Read the records below and report each line in which "caldo" occurs.

---------- Material for the task ----------

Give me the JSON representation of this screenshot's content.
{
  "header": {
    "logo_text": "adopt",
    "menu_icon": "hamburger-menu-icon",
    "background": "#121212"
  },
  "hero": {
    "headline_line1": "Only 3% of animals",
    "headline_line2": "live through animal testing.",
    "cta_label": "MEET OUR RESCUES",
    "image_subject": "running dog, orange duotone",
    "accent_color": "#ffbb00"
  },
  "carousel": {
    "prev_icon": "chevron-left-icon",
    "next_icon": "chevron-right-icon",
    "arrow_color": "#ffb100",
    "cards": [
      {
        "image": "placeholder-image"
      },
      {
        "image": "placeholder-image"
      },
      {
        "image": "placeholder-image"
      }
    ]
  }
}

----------
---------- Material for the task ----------

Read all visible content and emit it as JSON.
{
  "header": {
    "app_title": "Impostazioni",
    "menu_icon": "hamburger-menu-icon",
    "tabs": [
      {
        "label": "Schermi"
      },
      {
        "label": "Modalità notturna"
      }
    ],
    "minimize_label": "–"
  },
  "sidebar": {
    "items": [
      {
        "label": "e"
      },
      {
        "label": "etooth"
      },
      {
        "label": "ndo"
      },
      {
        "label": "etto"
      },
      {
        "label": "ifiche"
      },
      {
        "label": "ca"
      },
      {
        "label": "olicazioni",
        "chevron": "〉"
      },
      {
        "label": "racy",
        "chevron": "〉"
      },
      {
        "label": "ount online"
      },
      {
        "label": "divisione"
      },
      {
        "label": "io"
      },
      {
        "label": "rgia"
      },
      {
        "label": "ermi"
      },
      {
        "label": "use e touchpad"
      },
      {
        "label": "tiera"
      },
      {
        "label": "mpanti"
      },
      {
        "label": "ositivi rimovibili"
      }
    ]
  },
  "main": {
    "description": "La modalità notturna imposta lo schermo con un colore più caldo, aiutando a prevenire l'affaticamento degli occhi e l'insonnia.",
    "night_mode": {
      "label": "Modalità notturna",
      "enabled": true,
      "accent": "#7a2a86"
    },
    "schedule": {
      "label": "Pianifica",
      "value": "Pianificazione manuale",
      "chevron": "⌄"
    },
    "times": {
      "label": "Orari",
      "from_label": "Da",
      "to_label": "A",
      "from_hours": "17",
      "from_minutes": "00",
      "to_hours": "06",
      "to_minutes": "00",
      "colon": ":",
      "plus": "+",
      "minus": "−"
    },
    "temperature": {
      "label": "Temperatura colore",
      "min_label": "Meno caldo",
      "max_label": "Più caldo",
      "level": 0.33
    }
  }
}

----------

Output of the exercise:
    "description": "La modalità notturna imposta lo schermo con un colore più caldo, aiutando a prevenire l'affaticamento degli occhi e l'insonnia.",
      "min_label": "Meno caldo",
      "max_label": "Più caldo",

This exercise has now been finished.